Today is Guy Fawkes Day! Awesome! Wait… what does that mean? Do we get presents?

Guy Fawkes Day dates back to the failed 1605 attempt by a group of English Catholics (among them Guy Fawkes) to assassinate King James I of England and blow up the Houses of Parliament. Two years ago, our colleague Alex Altman explained the history of the holiday, and how it is celebrated:

Today, Guy Fawkes Day — also known as Bonfire Night — is marked across the United Kingdom by celebrations. To foot the bill for the traditional fireworks, children roam the streets in the days leading up to the event, brandishing their effigies — known as “Guys” — and ask passers-by for a “penny for the guy.” (The phrase famously serves as the second epigraph to T.S. Eliot’s 1927 meditation on despair, “The Hollow Men.”) Families gather for food and festivities that might seem incongruous with the event’s bloody origins — although perhaps not as incongruous as lighting fireworks and bonfires to celebrate an abortive attempt at arson.

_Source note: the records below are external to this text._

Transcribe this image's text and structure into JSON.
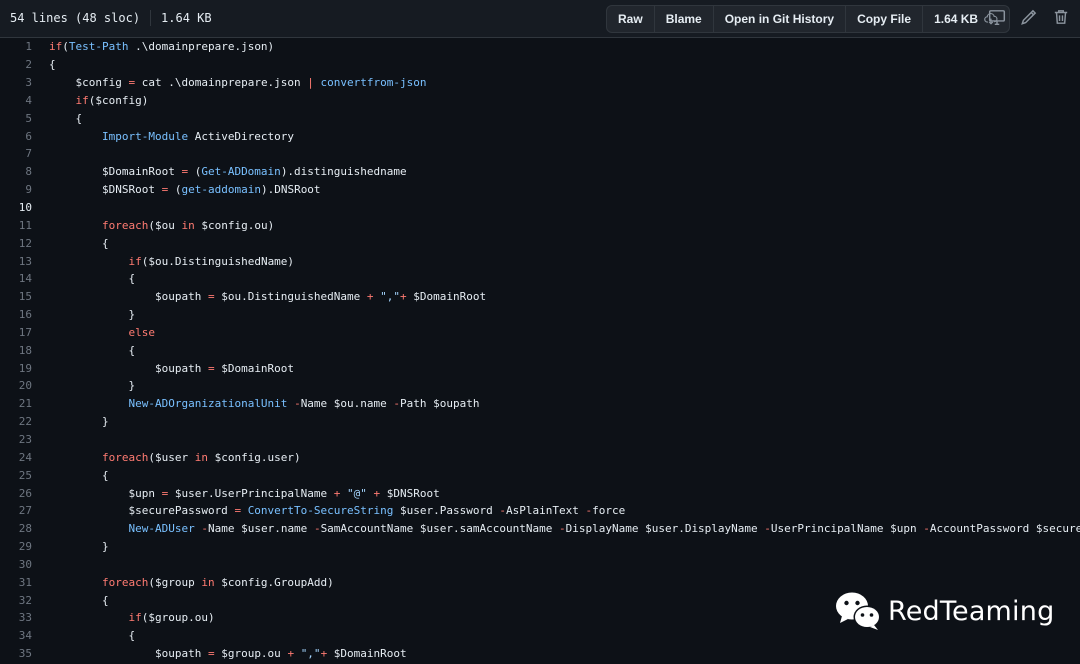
{
  "file_info": {
    "lines_text": "54 lines (48 sloc)",
    "size_text": "1.64 KB"
  },
  "toolbar": {
    "raw_label": "Raw",
    "blame_label": "Blame",
    "git_history_label": "Open in Git History",
    "copy_label": "Copy File",
    "size_label": "1.64 KB",
    "download_icon": "cloud-download-icon",
    "icons": [
      "monitor-icon",
      "pencil-icon",
      "trash-icon"
    ]
  },
  "highlight_line": 10,
  "code_lines": [
    [
      [
        "kw",
        "if"
      ],
      [
        "t",
        "("
      ],
      [
        "fn",
        "Test-Path"
      ],
      [
        "t",
        " .\\domainprepare.json)"
      ]
    ],
    [
      [
        "t",
        "{"
      ]
    ],
    [
      [
        "t",
        "    $config "
      ],
      [
        "kw",
        "="
      ],
      [
        "t",
        " cat .\\domainprepare.json "
      ],
      [
        "kw",
        "|"
      ],
      [
        "t",
        " "
      ],
      [
        "fn",
        "convertfrom-json"
      ]
    ],
    [
      [
        "t",
        "    "
      ],
      [
        "kw",
        "if"
      ],
      [
        "t",
        "($config)"
      ]
    ],
    [
      [
        "t",
        "    {"
      ]
    ],
    [
      [
        "t",
        "        "
      ],
      [
        "fn",
        "Import-Module"
      ],
      [
        "t",
        " ActiveDirectory"
      ]
    ],
    [],
    [
      [
        "t",
        "        $DomainRoot "
      ],
      [
        "kw",
        "="
      ],
      [
        "t",
        " ("
      ],
      [
        "fn",
        "Get-ADDomain"
      ],
      [
        "t",
        ").distinguishedname"
      ]
    ],
    [
      [
        "t",
        "        $DNSRoot "
      ],
      [
        "kw",
        "="
      ],
      [
        "t",
        " ("
      ],
      [
        "fn",
        "get-addomain"
      ],
      [
        "t",
        ").DNSRoot"
      ]
    ],
    [],
    [
      [
        "t",
        "        "
      ],
      [
        "kw",
        "foreach"
      ],
      [
        "t",
        "($ou "
      ],
      [
        "kw",
        "in"
      ],
      [
        "t",
        " $config.ou)"
      ]
    ],
    [
      [
        "t",
        "        {"
      ]
    ],
    [
      [
        "t",
        "            "
      ],
      [
        "kw",
        "if"
      ],
      [
        "t",
        "($ou.DistinguishedName)"
      ]
    ],
    [
      [
        "t",
        "            {"
      ]
    ],
    [
      [
        "t",
        "                $oupath "
      ],
      [
        "kw",
        "="
      ],
      [
        "t",
        " $ou.DistinguishedName "
      ],
      [
        "kw",
        "+"
      ],
      [
        "t",
        " "
      ],
      [
        "st",
        "\",\""
      ],
      [
        "kw",
        "+"
      ],
      [
        "t",
        " $DomainRoot"
      ]
    ],
    [
      [
        "t",
        "            }"
      ]
    ],
    [
      [
        "t",
        "            "
      ],
      [
        "kw",
        "else"
      ]
    ],
    [
      [
        "t",
        "            {"
      ]
    ],
    [
      [
        "t",
        "                $oupath "
      ],
      [
        "kw",
        "="
      ],
      [
        "t",
        " $DomainRoot"
      ]
    ],
    [
      [
        "t",
        "            }"
      ]
    ],
    [
      [
        "t",
        "            "
      ],
      [
        "fn",
        "New-ADOrganizationalUnit"
      ],
      [
        "t",
        " "
      ],
      [
        "kw",
        "-"
      ],
      [
        "t",
        "Name $ou.name "
      ],
      [
        "kw",
        "-"
      ],
      [
        "t",
        "Path $oupath"
      ]
    ],
    [
      [
        "t",
        "        }"
      ]
    ],
    [],
    [
      [
        "t",
        "        "
      ],
      [
        "kw",
        "foreach"
      ],
      [
        "t",
        "($user "
      ],
      [
        "kw",
        "in"
      ],
      [
        "t",
        " $config.user)"
      ]
    ],
    [
      [
        "t",
        "        {"
      ]
    ],
    [
      [
        "t",
        "            $upn "
      ],
      [
        "kw",
        "="
      ],
      [
        "t",
        " $user.UserPrincipalName "
      ],
      [
        "kw",
        "+"
      ],
      [
        "t",
        " "
      ],
      [
        "st",
        "\"@\""
      ],
      [
        "t",
        " "
      ],
      [
        "kw",
        "+"
      ],
      [
        "t",
        " $DNSRoot"
      ]
    ],
    [
      [
        "t",
        "            $securePassword "
      ],
      [
        "kw",
        "="
      ],
      [
        "t",
        " "
      ],
      [
        "fn",
        "ConvertTo-SecureString"
      ],
      [
        "t",
        " $user.Password "
      ],
      [
        "kw",
        "-"
      ],
      [
        "t",
        "AsPlainText "
      ],
      [
        "kw",
        "-"
      ],
      [
        "t",
        "force"
      ]
    ],
    [
      [
        "t",
        "            "
      ],
      [
        "fn",
        "New-ADUser"
      ],
      [
        "t",
        " "
      ],
      [
        "kw",
        "-"
      ],
      [
        "t",
        "Name $user.name "
      ],
      [
        "kw",
        "-"
      ],
      [
        "t",
        "SamAccountName $user.samAccountName "
      ],
      [
        "kw",
        "-"
      ],
      [
        "t",
        "DisplayName $user.DisplayName "
      ],
      [
        "kw",
        "-"
      ],
      [
        "t",
        "UserPrincipalName $upn "
      ],
      [
        "kw",
        "-"
      ],
      [
        "t",
        "AccountPassword $securePass"
      ]
    ],
    [
      [
        "t",
        "        }"
      ]
    ],
    [],
    [
      [
        "t",
        "        "
      ],
      [
        "kw",
        "foreach"
      ],
      [
        "t",
        "($group "
      ],
      [
        "kw",
        "in"
      ],
      [
        "t",
        " $config.GroupAdd)"
      ]
    ],
    [
      [
        "t",
        "        {"
      ]
    ],
    [
      [
        "t",
        "            "
      ],
      [
        "kw",
        "if"
      ],
      [
        "t",
        "($group.ou)"
      ]
    ],
    [
      [
        "t",
        "            {"
      ]
    ],
    [
      [
        "t",
        "                $oupath "
      ],
      [
        "kw",
        "="
      ],
      [
        "t",
        " $group.ou "
      ],
      [
        "kw",
        "+"
      ],
      [
        "t",
        " "
      ],
      [
        "st",
        "\",\""
      ],
      [
        "kw",
        "+"
      ],
      [
        "t",
        " $DomainRoot"
      ]
    ]
  ],
  "watermark": {
    "text": "RedTeaming",
    "icon": "wechat-icon"
  }
}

Besides inspiring a festive night of bonfires, Fawkes has become in recent years has become a hero to modern activists in the Tea Party movement, as well as to the anonymous Internet muckrakers at 4chan. One fundraising drive for ur-Tea Partier Ron Paul’s 2008 Presidential campaign explicitly referenced the famous “Remember remember the fifth of November” rhyme; as one Ron Paul supporter told the New Yorker on the occasion, “It gets quite confusing … On a date that’s meant to be anti the guy who’s anti-Parliament, the idea here is to be giving money to someone who’s anti-Parliament.” (via the Christian Science Monitor)